• **Work instructions**:
The answer must be a single number: how many lines of the records below contain "title".

(Data records for software interfaces)
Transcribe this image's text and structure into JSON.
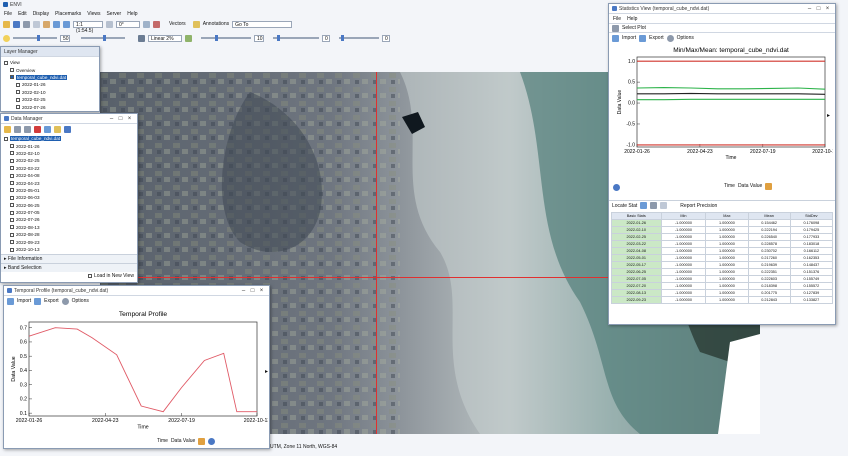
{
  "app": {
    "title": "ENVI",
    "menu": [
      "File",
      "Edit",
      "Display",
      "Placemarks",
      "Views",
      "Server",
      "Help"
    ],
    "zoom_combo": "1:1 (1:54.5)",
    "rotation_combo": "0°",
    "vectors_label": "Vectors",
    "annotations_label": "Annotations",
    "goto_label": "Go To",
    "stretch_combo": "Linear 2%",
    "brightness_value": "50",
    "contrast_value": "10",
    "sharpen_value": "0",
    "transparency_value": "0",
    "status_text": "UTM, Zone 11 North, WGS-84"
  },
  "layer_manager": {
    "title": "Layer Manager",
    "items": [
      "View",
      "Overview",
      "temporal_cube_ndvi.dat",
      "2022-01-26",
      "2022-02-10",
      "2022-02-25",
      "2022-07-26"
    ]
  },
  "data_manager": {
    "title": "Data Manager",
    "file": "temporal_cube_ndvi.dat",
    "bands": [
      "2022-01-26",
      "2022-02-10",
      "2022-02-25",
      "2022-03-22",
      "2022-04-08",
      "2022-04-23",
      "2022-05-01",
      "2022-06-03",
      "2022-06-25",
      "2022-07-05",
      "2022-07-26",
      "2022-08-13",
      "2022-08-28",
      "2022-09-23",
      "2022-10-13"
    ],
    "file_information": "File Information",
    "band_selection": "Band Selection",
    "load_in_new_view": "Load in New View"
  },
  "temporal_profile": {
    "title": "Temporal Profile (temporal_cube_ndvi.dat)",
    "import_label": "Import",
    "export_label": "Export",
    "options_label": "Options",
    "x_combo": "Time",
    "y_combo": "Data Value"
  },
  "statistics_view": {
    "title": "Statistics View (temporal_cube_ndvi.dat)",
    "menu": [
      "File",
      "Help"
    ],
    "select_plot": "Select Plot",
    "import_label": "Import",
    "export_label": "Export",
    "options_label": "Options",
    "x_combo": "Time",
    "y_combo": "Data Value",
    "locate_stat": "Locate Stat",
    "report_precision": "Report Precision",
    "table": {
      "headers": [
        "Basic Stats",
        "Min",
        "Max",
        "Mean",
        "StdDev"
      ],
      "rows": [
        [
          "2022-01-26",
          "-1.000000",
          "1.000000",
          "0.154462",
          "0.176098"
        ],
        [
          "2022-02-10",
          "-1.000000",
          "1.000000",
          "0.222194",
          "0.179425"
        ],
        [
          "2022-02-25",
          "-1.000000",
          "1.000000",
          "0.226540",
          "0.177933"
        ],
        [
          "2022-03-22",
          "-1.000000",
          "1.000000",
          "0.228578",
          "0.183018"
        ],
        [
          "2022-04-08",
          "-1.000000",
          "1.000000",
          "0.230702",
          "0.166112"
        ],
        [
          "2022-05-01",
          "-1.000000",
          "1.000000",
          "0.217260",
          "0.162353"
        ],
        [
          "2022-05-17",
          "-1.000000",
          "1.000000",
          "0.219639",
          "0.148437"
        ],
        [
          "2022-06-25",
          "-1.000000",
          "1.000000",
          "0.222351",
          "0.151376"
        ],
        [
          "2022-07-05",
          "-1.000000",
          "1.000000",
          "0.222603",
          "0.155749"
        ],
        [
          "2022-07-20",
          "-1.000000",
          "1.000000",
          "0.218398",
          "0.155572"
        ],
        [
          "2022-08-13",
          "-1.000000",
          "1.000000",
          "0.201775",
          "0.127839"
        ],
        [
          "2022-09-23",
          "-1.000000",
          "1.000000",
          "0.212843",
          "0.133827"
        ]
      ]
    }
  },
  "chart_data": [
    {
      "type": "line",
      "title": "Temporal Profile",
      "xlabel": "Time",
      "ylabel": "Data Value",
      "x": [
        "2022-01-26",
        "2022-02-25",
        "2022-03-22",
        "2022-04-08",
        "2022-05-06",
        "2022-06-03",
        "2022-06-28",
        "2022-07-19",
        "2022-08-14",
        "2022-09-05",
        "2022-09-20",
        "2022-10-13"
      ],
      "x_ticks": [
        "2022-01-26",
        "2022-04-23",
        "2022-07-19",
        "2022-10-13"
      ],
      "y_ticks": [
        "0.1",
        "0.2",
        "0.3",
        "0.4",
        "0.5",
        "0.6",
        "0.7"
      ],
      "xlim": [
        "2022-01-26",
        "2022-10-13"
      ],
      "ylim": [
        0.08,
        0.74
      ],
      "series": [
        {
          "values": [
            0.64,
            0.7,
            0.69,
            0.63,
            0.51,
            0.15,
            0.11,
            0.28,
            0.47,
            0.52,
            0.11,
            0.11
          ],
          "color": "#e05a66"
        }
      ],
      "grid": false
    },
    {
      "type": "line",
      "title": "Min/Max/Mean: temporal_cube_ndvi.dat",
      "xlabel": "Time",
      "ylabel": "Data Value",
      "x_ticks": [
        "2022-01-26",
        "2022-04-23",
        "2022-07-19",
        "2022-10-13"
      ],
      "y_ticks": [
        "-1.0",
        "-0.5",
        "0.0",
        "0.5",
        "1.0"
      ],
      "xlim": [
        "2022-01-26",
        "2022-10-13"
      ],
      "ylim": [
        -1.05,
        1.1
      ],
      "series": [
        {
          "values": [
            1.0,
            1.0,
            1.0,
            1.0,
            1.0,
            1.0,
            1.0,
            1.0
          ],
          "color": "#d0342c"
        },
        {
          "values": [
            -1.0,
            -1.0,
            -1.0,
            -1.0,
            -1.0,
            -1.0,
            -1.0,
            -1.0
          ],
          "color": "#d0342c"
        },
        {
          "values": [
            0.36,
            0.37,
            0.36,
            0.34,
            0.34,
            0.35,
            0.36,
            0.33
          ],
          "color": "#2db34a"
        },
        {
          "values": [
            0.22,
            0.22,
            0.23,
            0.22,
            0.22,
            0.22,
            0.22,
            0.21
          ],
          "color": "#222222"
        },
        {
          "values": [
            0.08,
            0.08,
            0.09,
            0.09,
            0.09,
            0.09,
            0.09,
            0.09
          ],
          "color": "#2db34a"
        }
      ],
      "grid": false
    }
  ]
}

• **Exercise output**:
7